Write out the records below once more, exactly as they stand.

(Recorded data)

▼▼▼

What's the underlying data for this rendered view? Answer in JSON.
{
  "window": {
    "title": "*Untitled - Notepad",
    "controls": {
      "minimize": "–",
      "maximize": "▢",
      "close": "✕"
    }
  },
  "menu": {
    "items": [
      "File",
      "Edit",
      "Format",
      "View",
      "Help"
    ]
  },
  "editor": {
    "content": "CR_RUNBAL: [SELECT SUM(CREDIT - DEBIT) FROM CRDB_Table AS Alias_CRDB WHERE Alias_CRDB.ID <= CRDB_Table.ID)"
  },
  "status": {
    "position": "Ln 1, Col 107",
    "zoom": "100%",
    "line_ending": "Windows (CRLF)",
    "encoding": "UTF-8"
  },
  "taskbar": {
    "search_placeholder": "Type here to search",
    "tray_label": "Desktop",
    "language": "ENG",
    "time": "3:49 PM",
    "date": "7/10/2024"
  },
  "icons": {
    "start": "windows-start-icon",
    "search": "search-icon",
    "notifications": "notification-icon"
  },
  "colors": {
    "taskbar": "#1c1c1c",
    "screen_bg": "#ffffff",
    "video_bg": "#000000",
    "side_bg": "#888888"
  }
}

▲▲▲

(Solution for this problem):
What's the underlying data for this rendered view? Answer in JSON.
{
  "window": {
    "title": "*Untitled - Notepad",
    "controls": {
      "minimize": "–",
      "maximize": "▢",
      "close": "✕"
    }
  },
  "menu": {
    "items": [
      "File",
      "Edit",
      "Format",
      "View",
      "Help"
    ]
  },
  "editor": {
    "content": "CR_RUNBAL: [SELECT SUM(CREDIT - DEBIT) FROM CRDB_Table AS Alias_CRDB WHERE Alias_CRDB.ID <= CRDB_Table.ID)"
  },
  "status": {
    "position": "Ln 1, Col 107",
    "zoom": "100%",
    "line_ending": "Windows (CRLF)",
    "encoding": "UTF-8"
  },
  "taskbar": {
    "search_placeholder": "Type here to search",
    "tray_label": "Desktop",
    "language": "ENG",
    "time": "3:49 PM",
    "date": "7/10/2024"
  },
  "icons": {
    "start": "windows-start-icon",
    "search": "search-icon",
    "notifications": "notification-icon"
  },
  "colors": {
    "taskbar": "#1c1c1c",
    "screen_bg": "#ffffff",
    "video_bg": "#000000",
    "side_bg": "#888888"
  }
}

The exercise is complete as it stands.